▶ [Action item]
The records that follow need to be printed exactly. Leave out each image.

▶ [Interface dataset entries]

- Opening Delimiter -

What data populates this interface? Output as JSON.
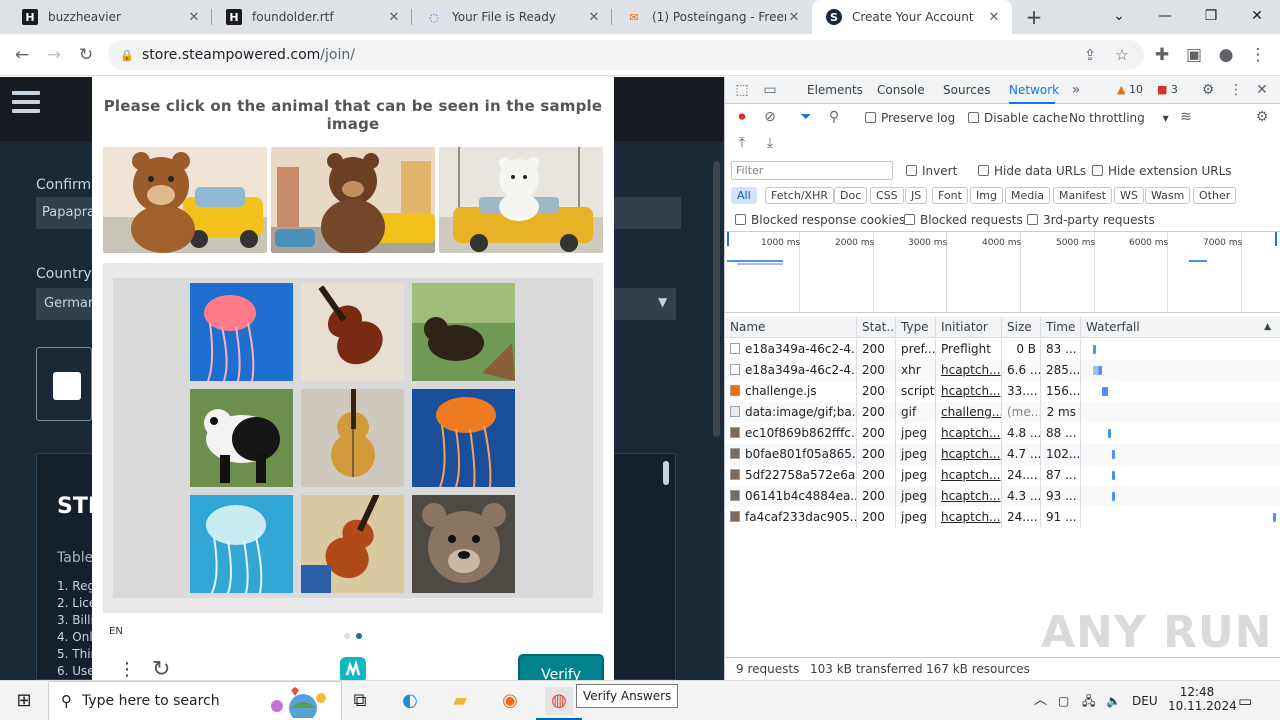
{
  "browser": {
    "tabs": [
      {
        "title": "buzzheavier",
        "icon": "h-logo-icon"
      },
      {
        "title": "foundolder.rtf",
        "icon": "h-logo-icon"
      },
      {
        "title": "Your File is Ready",
        "icon": "loading-icon"
      },
      {
        "title": "(1) Posteingang - Freemail",
        "icon": "mail-icon"
      },
      {
        "title": "Create Your Account",
        "icon": "steam-icon"
      }
    ],
    "url_host": "store.steampowered.com",
    "url_path": "/join/"
  },
  "steam_page": {
    "confirm_label": "Confirm",
    "confirm_value": "Papapra",
    "country_label": "Country",
    "country_value": "German",
    "ssa_heading": "STE",
    "ssa_sub": "Table",
    "ssa_items": [
      "1. Reg",
      "2. Lice",
      "3. Billi",
      "4. Onli",
      "5. Thir",
      "6. Use"
    ]
  },
  "captcha": {
    "prompt": "Please click on the animal that can be seen in the sample image",
    "sample_images": [
      "bear-with-taxi",
      "bear-with-taxi-city",
      "polar-bear-with-taxi"
    ],
    "grid": [
      "jellyfish",
      "violin",
      "bear",
      "panda",
      "violin",
      "jellyfish",
      "jellyfish",
      "violin",
      "bear"
    ],
    "language": "EN",
    "page_dots": 2,
    "active_dot": 1,
    "verify_label": "Verify"
  },
  "devtools": {
    "tabs": [
      "Elements",
      "Console",
      "Sources",
      "Network"
    ],
    "active_tab": "Network",
    "warnings": "10",
    "errors": "3",
    "preserve_log": "Preserve log",
    "disable_cache": "Disable cache",
    "throttling": "No throttling",
    "filter_placeholder": "Filter",
    "invert": "Invert",
    "hide_data_urls": "Hide data URLs",
    "hide_extension_urls": "Hide extension URLs",
    "type_filters": [
      "All",
      "Fetch/XHR",
      "Doc",
      "CSS",
      "JS",
      "Font",
      "Img",
      "Media",
      "Manifest",
      "WS",
      "Wasm",
      "Other"
    ],
    "blocked_cookies": "Blocked response cookies",
    "blocked_requests": "Blocked requests",
    "third_party": "3rd-party requests",
    "timeline_ticks": [
      "1000 ms",
      "2000 ms",
      "3000 ms",
      "4000 ms",
      "5000 ms",
      "6000 ms",
      "7000 ms"
    ],
    "columns": [
      "Name",
      "Stat...",
      "Type",
      "Initiator",
      "Size",
      "Time",
      "Waterfall"
    ],
    "rows": [
      {
        "name": "e18a349a-46c2-4...",
        "status": "200",
        "type": "pref...",
        "initiator": "Preflight",
        "size": "0 B",
        "time": "83 ...",
        "kind": "doc",
        "wf_start": 0.04,
        "wf_len": 0.01
      },
      {
        "name": "e18a349a-46c2-4...",
        "status": "200",
        "type": "xhr",
        "initiator": "hcaptch...",
        "size": "6.6 ...",
        "time": "285...",
        "kind": "doc",
        "wf_start": 0.04,
        "wf_len": 0.05
      },
      {
        "name": "challenge.js",
        "status": "200",
        "type": "script",
        "initiator": "hcaptch...",
        "size": "33....",
        "time": "156...",
        "kind": "js",
        "wf_start": 0.09,
        "wf_len": 0.03
      },
      {
        "name": "data:image/gif;ba...",
        "status": "200",
        "type": "gif",
        "initiator": "challeng...",
        "size": "(me...",
        "time": "2 ms",
        "kind": "data",
        "wf_start": 0,
        "wf_len": 0
      },
      {
        "name": "ec10f869b862fffc...",
        "status": "200",
        "type": "jpeg",
        "initiator": "hcaptch...",
        "size": "4.8 ...",
        "time": "88 ...",
        "kind": "img",
        "wf_start": 0.12,
        "wf_len": 0.01
      },
      {
        "name": "b0fae801f05a865...",
        "status": "200",
        "type": "jpeg",
        "initiator": "hcaptch...",
        "size": "4.7 ...",
        "time": "102...",
        "kind": "img",
        "wf_start": 0.14,
        "wf_len": 0.02
      },
      {
        "name": "5df22758a572e6a...",
        "status": "200",
        "type": "jpeg",
        "initiator": "hcaptch...",
        "size": "24....",
        "time": "87 ...",
        "kind": "img",
        "wf_start": 0.14,
        "wf_len": 0.02
      },
      {
        "name": "06141b4c4884ea...",
        "status": "200",
        "type": "jpeg",
        "initiator": "hcaptch...",
        "size": "4.3 ...",
        "time": "93 ...",
        "kind": "img",
        "wf_start": 0.14,
        "wf_len": 0.02
      },
      {
        "name": "fa4caf233dac905...",
        "status": "200",
        "type": "jpeg",
        "initiator": "hcaptch...",
        "size": "24....",
        "time": "91 ...",
        "kind": "img",
        "wf_start": 0.99,
        "wf_len": 0.01
      }
    ],
    "summary_requests": "9 requests",
    "summary_transferred": "103 kB transferred",
    "summary_resources": "167 kB resources",
    "watermark": "ANY RUN"
  },
  "taskbar": {
    "search_placeholder": "Type here to search",
    "tooltip": "Verify Answers",
    "language": "DEU",
    "time": "12:48",
    "date": "10.11.2024"
  },
  "colors": {
    "steam_bg": "#1b2838",
    "hcaptcha_teal": "#00838f",
    "devtools_accent": "#1a73e8"
  }
}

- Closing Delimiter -

▶ [Solution to this problem]
What data populates this interface? Output as JSON.
{
  "browser": {
    "tabs": [
      {
        "title": "buzzheavier",
        "icon": "h-logo-icon"
      },
      {
        "title": "foundolder.rtf",
        "icon": "h-logo-icon"
      },
      {
        "title": "Your File is Ready",
        "icon": "loading-icon"
      },
      {
        "title": "(1) Posteingang - Freemail",
        "icon": "mail-icon"
      },
      {
        "title": "Create Your Account",
        "icon": "steam-icon"
      }
    ],
    "url_host": "store.steampowered.com",
    "url_path": "/join/"
  },
  "steam_page": {
    "confirm_label": "Confirm",
    "confirm_value": "Papapra",
    "country_label": "Country",
    "country_value": "German",
    "ssa_heading": "STE",
    "ssa_sub": "Table",
    "ssa_items": [
      "1. Reg",
      "2. Lice",
      "3. Billi",
      "4. Onli",
      "5. Thir",
      "6. Use"
    ]
  },
  "captcha": {
    "prompt": "Please click on the animal that can be seen in the sample image",
    "sample_images": [
      "bear-with-taxi",
      "bear-with-taxi-city",
      "polar-bear-with-taxi"
    ],
    "grid": [
      "jellyfish",
      "violin",
      "bear",
      "panda",
      "violin",
      "jellyfish",
      "jellyfish",
      "violin",
      "bear"
    ],
    "language": "EN",
    "page_dots": 2,
    "active_dot": 1,
    "verify_label": "Verify"
  },
  "devtools": {
    "tabs": [
      "Elements",
      "Console",
      "Sources",
      "Network"
    ],
    "active_tab": "Network",
    "warnings": "10",
    "errors": "3",
    "preserve_log": "Preserve log",
    "disable_cache": "Disable cache",
    "throttling": "No throttling",
    "filter_placeholder": "Filter",
    "invert": "Invert",
    "hide_data_urls": "Hide data URLs",
    "hide_extension_urls": "Hide extension URLs",
    "type_filters": [
      "All",
      "Fetch/XHR",
      "Doc",
      "CSS",
      "JS",
      "Font",
      "Img",
      "Media",
      "Manifest",
      "WS",
      "Wasm",
      "Other"
    ],
    "blocked_cookies": "Blocked response cookies",
    "blocked_requests": "Blocked requests",
    "third_party": "3rd-party requests",
    "timeline_ticks": [
      "1000 ms",
      "2000 ms",
      "3000 ms",
      "4000 ms",
      "5000 ms",
      "6000 ms",
      "7000 ms"
    ],
    "columns": [
      "Name",
      "Stat...",
      "Type",
      "Initiator",
      "Size",
      "Time",
      "Waterfall"
    ],
    "rows": [
      {
        "name": "e18a349a-46c2-4...",
        "status": "200",
        "type": "pref...",
        "initiator": "Preflight",
        "size": "0 B",
        "time": "83 ...",
        "kind": "doc",
        "wf_start": 0.04,
        "wf_len": 0.01
      },
      {
        "name": "e18a349a-46c2-4...",
        "status": "200",
        "type": "xhr",
        "initiator": "hcaptch...",
        "size": "6.6 ...",
        "time": "285...",
        "kind": "doc",
        "wf_start": 0.04,
        "wf_len": 0.05
      },
      {
        "name": "challenge.js",
        "status": "200",
        "type": "script",
        "initiator": "hcaptch...",
        "size": "33....",
        "time": "156...",
        "kind": "js",
        "wf_start": 0.09,
        "wf_len": 0.03
      },
      {
        "name": "data:image/gif;ba...",
        "status": "200",
        "type": "gif",
        "initiator": "challeng...",
        "size": "(me...",
        "time": "2 ms",
        "kind": "data",
        "wf_start": 0,
        "wf_len": 0
      },
      {
        "name": "ec10f869b862fffc...",
        "status": "200",
        "type": "jpeg",
        "initiator": "hcaptch...",
        "size": "4.8 ...",
        "time": "88 ...",
        "kind": "img",
        "wf_start": 0.12,
        "wf_len": 0.01
      },
      {
        "name": "b0fae801f05a865...",
        "status": "200",
        "type": "jpeg",
        "initiator": "hcaptch...",
        "size": "4.7 ...",
        "time": "102...",
        "kind": "img",
        "wf_start": 0.14,
        "wf_len": 0.02
      },
      {
        "name": "5df22758a572e6a...",
        "status": "200",
        "type": "jpeg",
        "initiator": "hcaptch...",
        "size": "24....",
        "time": "87 ...",
        "kind": "img",
        "wf_start": 0.14,
        "wf_len": 0.02
      },
      {
        "name": "06141b4c4884ea...",
        "status": "200",
        "type": "jpeg",
        "initiator": "hcaptch...",
        "size": "4.3 ...",
        "time": "93 ...",
        "kind": "img",
        "wf_start": 0.14,
        "wf_len": 0.02
      },
      {
        "name": "fa4caf233dac905...",
        "status": "200",
        "type": "jpeg",
        "initiator": "hcaptch...",
        "size": "24....",
        "time": "91 ...",
        "kind": "img",
        "wf_start": 0.99,
        "wf_len": 0.01
      }
    ],
    "summary_requests": "9 requests",
    "summary_transferred": "103 kB transferred",
    "summary_resources": "167 kB resources",
    "watermark": "ANY RUN"
  },
  "taskbar": {
    "search_placeholder": "Type here to search",
    "tooltip": "Verify Answers",
    "language": "DEU",
    "time": "12:48",
    "date": "10.11.2024"
  },
  "colors": {
    "steam_bg": "#1b2838",
    "hcaptcha_teal": "#00838f",
    "devtools_accent": "#1a73e8"
  }
}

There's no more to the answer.